ENTRIES SUPPLIED:
- - -

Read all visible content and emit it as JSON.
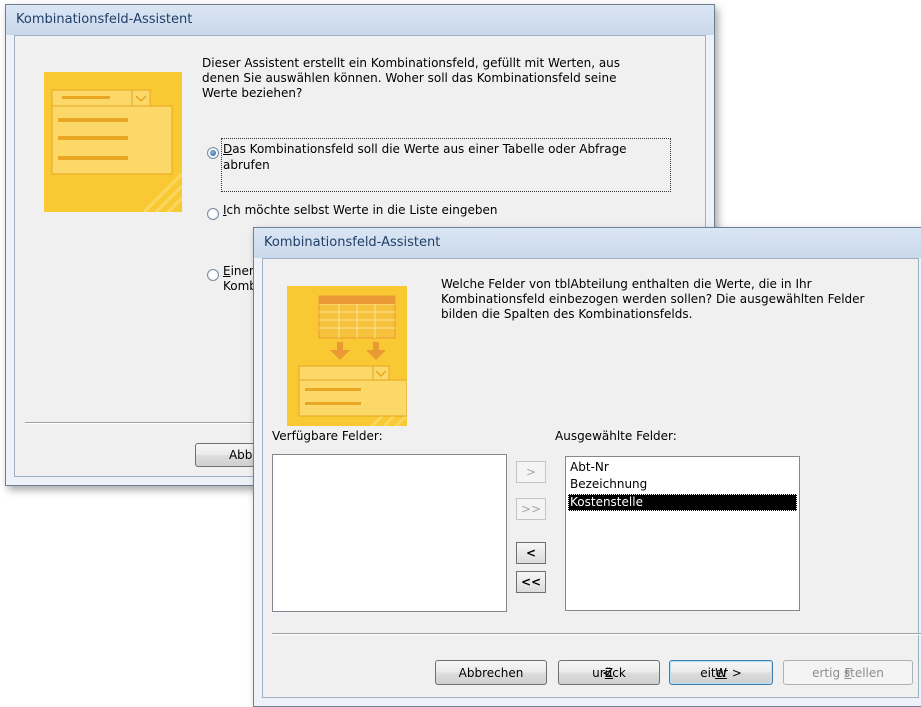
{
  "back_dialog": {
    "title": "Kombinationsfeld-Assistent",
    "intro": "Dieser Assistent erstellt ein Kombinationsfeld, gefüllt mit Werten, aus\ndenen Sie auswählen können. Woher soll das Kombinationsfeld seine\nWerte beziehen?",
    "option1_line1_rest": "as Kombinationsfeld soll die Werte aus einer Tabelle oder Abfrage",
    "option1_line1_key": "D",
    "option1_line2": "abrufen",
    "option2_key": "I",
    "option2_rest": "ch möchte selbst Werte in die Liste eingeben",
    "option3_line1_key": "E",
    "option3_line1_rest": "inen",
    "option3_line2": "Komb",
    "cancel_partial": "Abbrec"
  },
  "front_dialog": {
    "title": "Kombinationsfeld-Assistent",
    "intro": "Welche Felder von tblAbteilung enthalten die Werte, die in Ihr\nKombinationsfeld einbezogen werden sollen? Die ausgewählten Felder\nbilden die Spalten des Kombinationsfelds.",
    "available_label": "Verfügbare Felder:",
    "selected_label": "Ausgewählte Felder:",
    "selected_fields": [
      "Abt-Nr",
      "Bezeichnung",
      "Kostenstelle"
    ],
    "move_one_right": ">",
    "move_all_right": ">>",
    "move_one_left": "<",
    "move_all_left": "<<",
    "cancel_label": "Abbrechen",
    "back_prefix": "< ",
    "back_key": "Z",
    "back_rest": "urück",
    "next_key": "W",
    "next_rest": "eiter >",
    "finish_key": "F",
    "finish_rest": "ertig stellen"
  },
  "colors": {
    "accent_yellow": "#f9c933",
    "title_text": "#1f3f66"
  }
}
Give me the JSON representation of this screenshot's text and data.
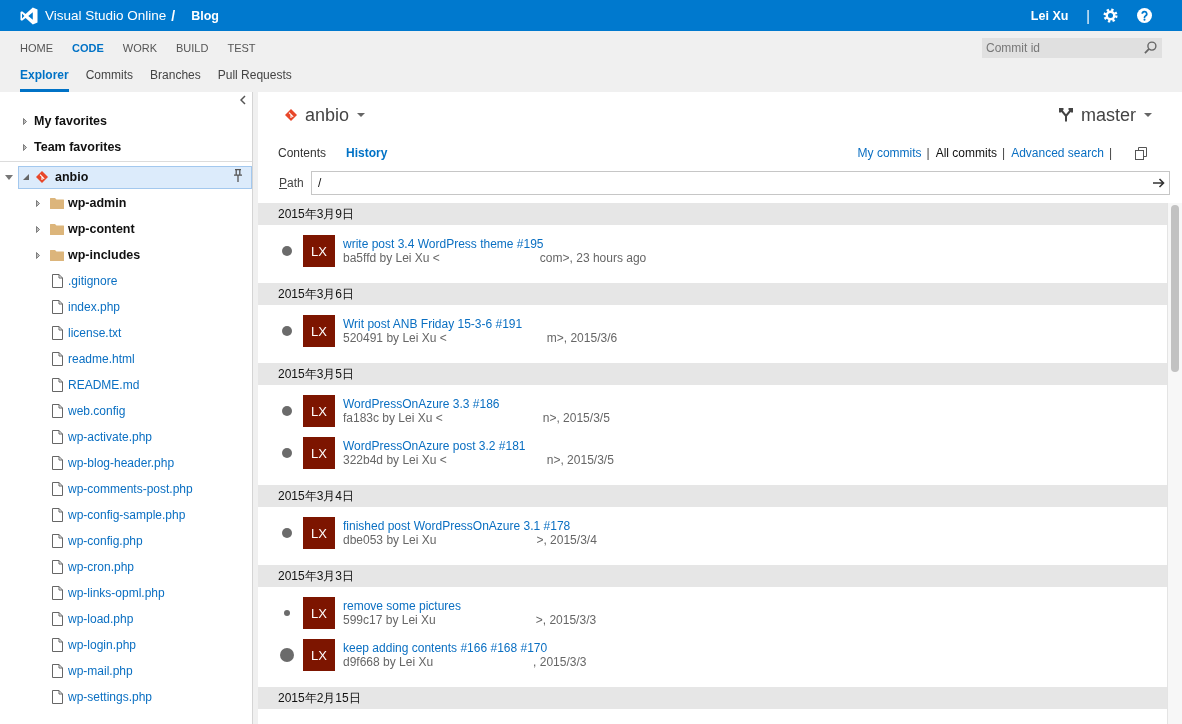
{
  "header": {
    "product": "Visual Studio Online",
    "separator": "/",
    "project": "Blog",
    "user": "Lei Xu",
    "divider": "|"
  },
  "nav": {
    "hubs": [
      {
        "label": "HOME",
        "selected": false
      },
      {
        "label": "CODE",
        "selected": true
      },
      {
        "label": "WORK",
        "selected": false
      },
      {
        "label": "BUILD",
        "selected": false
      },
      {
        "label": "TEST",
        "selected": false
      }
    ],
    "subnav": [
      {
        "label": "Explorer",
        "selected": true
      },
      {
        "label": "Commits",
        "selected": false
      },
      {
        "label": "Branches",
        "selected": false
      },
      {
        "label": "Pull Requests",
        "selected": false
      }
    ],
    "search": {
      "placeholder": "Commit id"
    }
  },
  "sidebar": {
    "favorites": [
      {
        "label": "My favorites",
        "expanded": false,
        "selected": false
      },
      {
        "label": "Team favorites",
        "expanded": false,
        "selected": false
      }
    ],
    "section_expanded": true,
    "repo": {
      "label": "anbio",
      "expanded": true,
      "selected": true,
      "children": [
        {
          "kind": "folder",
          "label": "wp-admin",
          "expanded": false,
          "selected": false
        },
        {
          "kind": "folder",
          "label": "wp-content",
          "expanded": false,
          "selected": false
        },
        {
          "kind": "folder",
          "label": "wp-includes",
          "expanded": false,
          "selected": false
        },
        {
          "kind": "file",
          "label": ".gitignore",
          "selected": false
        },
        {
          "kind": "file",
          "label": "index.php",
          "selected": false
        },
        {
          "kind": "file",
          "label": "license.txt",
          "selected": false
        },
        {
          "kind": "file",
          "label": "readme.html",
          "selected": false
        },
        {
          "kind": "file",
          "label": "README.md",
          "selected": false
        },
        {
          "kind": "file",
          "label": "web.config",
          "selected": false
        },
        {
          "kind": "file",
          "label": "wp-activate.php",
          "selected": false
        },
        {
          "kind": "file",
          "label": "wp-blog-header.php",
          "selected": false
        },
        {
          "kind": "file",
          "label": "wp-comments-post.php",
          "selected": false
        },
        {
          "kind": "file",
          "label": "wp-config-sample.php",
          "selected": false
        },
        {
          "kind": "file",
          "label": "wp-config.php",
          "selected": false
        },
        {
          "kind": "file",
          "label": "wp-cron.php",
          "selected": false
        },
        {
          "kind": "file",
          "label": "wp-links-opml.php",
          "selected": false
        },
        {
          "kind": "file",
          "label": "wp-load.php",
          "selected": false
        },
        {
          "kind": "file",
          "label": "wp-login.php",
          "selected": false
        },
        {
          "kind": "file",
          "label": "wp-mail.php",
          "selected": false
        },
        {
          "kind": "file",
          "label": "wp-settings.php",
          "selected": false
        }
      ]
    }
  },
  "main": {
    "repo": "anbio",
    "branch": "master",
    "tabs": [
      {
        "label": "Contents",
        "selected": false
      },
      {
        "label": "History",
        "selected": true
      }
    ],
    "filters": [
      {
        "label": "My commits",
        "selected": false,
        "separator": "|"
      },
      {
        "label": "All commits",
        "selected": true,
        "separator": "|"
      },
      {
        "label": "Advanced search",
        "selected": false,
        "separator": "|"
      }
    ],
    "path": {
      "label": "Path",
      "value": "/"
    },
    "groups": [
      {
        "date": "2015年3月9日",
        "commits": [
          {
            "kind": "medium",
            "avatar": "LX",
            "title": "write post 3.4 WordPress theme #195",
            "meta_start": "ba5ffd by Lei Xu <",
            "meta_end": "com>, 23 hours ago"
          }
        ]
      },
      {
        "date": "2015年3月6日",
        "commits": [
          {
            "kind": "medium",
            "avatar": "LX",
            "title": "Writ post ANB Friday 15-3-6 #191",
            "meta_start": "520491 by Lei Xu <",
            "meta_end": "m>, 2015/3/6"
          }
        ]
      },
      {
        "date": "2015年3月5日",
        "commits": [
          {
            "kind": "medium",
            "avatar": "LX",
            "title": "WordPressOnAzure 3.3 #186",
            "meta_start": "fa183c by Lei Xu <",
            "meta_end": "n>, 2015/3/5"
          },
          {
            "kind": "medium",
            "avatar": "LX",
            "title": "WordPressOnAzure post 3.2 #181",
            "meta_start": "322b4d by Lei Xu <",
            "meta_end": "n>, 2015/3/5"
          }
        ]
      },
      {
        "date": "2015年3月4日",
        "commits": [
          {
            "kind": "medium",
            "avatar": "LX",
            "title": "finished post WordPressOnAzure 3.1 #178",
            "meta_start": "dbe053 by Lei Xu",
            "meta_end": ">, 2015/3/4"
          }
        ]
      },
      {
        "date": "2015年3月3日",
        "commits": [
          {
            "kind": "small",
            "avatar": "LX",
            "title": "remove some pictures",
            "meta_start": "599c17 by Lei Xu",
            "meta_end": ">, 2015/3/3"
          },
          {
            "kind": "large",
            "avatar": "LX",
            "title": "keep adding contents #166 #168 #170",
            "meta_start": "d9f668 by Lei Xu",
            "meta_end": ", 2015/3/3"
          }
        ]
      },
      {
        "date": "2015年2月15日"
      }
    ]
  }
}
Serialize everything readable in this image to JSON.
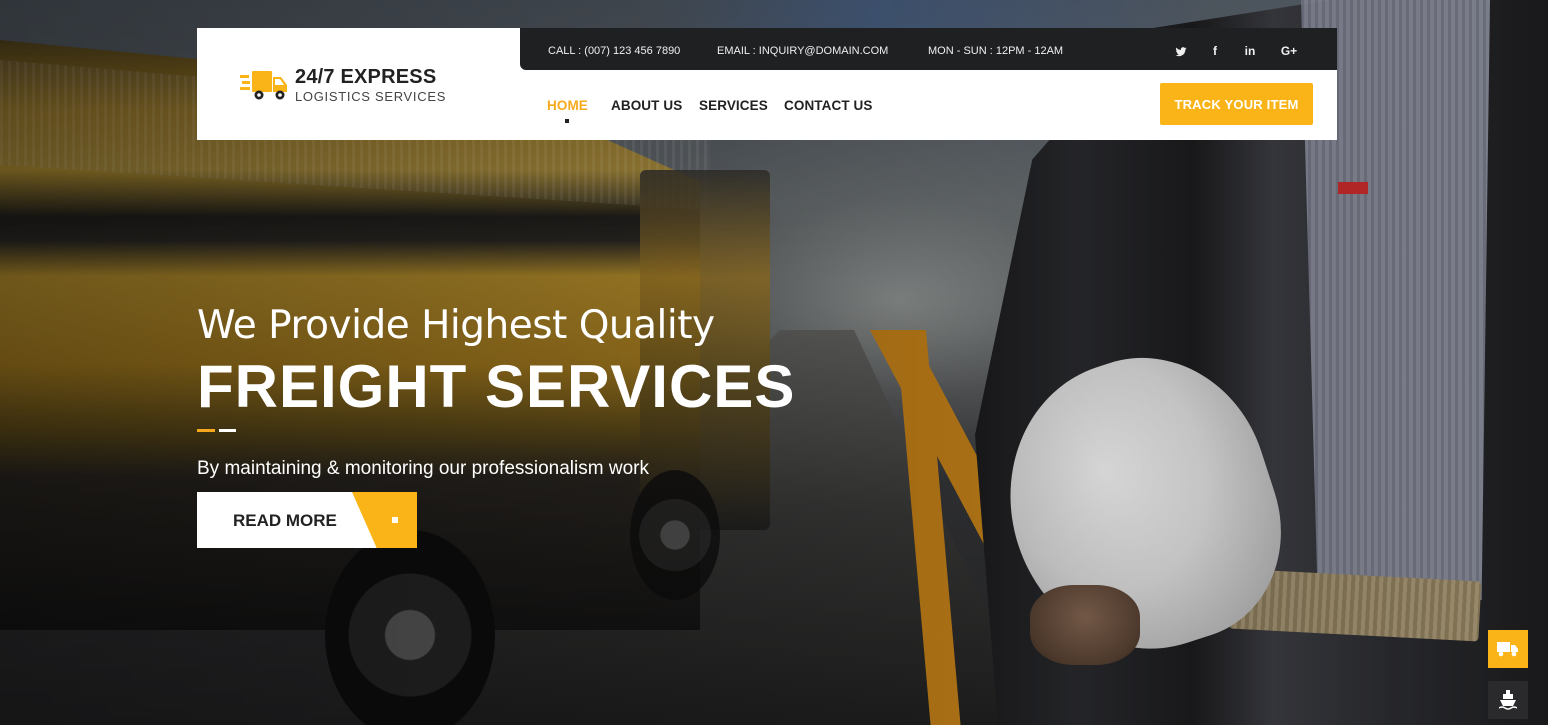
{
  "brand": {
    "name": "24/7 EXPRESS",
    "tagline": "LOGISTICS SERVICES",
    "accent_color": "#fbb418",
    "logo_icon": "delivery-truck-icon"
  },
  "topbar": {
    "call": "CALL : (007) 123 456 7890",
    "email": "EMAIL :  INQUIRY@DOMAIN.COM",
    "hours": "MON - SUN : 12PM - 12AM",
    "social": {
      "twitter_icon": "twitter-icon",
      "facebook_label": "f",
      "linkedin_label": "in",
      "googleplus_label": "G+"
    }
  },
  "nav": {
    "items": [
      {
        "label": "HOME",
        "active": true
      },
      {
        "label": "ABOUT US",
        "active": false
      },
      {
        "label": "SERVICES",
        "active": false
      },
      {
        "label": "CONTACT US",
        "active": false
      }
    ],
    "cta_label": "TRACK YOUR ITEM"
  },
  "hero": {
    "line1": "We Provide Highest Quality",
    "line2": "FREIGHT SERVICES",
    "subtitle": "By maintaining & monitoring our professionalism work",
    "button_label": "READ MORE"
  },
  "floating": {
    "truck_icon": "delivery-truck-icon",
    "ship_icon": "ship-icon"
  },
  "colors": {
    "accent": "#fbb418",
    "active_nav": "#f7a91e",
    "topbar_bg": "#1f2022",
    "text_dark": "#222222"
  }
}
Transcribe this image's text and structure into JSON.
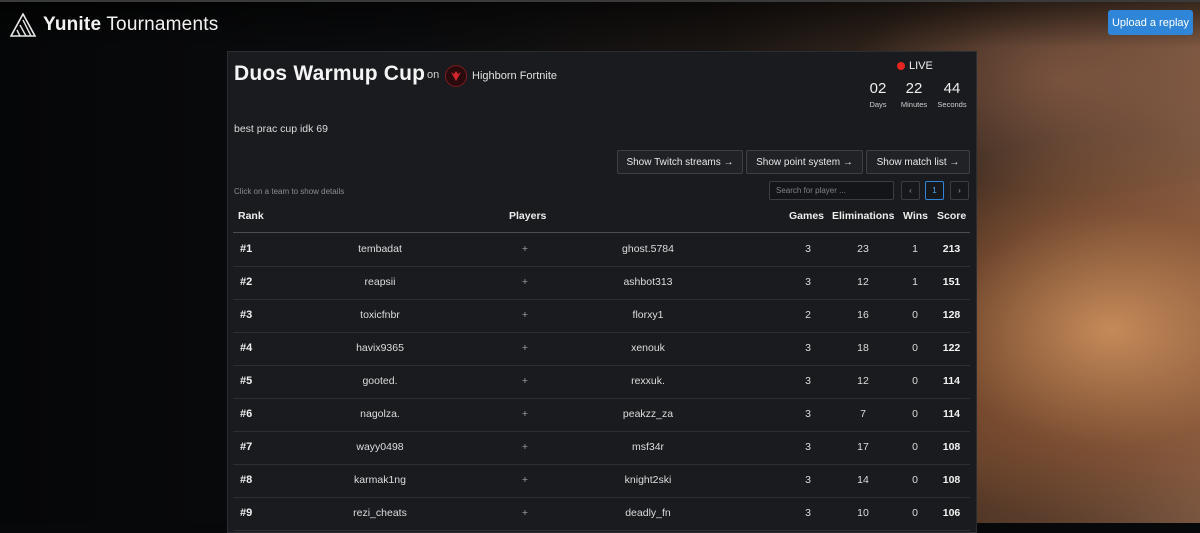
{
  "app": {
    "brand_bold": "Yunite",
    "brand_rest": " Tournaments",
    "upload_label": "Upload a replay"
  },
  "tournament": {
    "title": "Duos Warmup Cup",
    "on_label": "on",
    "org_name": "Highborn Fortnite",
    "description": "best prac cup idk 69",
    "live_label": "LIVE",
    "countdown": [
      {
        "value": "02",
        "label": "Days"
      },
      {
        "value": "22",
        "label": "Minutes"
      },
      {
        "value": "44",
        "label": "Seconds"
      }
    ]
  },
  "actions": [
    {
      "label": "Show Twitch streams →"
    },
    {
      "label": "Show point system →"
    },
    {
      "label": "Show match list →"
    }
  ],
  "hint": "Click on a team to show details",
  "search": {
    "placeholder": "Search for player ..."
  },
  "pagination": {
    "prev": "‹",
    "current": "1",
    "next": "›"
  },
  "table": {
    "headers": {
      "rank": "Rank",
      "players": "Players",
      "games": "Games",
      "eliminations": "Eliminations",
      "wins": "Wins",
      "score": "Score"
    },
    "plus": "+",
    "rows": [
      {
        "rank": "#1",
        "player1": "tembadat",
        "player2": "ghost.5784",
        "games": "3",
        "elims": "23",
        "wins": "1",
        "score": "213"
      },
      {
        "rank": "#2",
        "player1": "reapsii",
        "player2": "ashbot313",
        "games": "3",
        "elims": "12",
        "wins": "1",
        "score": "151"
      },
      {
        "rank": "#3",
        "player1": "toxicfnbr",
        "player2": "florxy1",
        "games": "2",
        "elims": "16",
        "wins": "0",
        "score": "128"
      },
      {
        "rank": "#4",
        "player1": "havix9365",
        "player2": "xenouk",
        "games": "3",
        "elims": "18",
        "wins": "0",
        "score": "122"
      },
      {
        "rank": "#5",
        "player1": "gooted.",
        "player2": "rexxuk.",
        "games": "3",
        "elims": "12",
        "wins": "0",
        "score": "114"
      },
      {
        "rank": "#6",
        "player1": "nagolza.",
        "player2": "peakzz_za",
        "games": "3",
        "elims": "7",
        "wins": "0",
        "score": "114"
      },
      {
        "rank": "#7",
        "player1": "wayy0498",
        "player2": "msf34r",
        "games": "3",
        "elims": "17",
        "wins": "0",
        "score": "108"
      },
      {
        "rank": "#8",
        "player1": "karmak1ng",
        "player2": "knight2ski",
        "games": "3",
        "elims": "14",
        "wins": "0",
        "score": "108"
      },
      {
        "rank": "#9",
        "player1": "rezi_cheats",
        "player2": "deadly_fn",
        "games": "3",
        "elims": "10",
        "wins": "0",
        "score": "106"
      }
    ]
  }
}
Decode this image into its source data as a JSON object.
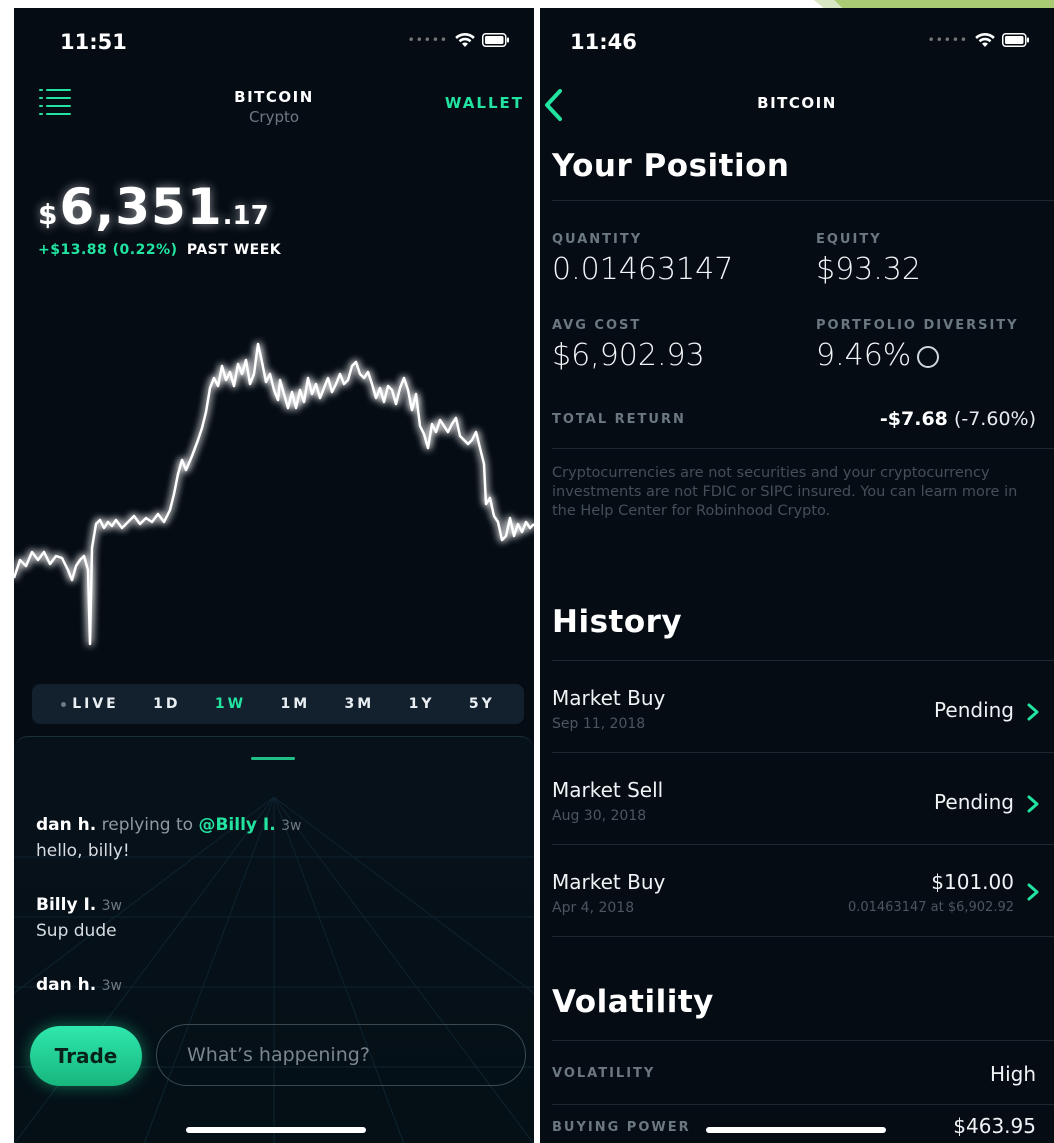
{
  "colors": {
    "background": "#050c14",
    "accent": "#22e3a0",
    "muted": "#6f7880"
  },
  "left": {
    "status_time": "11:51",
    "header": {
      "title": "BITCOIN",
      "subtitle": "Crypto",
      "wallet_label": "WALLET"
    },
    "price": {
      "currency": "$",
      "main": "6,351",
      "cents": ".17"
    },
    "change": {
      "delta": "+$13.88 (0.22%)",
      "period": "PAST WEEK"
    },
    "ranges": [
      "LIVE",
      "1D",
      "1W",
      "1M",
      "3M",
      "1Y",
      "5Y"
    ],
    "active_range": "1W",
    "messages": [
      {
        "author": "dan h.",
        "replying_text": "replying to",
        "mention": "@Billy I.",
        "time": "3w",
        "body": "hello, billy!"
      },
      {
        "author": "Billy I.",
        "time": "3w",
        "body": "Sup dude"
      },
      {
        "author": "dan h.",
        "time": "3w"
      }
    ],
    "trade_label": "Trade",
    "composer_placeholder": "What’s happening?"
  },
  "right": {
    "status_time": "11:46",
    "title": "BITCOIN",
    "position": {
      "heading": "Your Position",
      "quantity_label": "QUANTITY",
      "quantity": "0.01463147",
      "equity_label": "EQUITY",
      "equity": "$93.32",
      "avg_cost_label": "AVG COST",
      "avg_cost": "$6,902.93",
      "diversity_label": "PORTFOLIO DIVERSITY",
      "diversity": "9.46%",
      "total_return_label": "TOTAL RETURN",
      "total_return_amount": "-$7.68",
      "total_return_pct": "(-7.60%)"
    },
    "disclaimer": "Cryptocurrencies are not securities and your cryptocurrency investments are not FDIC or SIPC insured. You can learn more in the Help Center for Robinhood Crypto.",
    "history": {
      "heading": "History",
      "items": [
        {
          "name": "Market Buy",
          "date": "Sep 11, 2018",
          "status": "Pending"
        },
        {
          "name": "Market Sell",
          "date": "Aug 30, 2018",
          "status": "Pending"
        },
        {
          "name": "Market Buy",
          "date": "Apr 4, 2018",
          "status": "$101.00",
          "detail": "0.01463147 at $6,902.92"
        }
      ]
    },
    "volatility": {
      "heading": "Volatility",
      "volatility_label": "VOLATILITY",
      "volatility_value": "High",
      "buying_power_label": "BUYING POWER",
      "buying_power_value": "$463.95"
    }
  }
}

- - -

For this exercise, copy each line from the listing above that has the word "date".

        "date": "2015年3月9日",
        "date": "2015年3月6日",
        "date": "2015年3月5日",
        "date": "2015年3月4日",
        "date": "2015年3月3日",
        "date": "2015年2月15日"
          "date": "Sep 11, 2018",
          "date": "Aug 30, 2018",
          "date": "Apr 4, 2018",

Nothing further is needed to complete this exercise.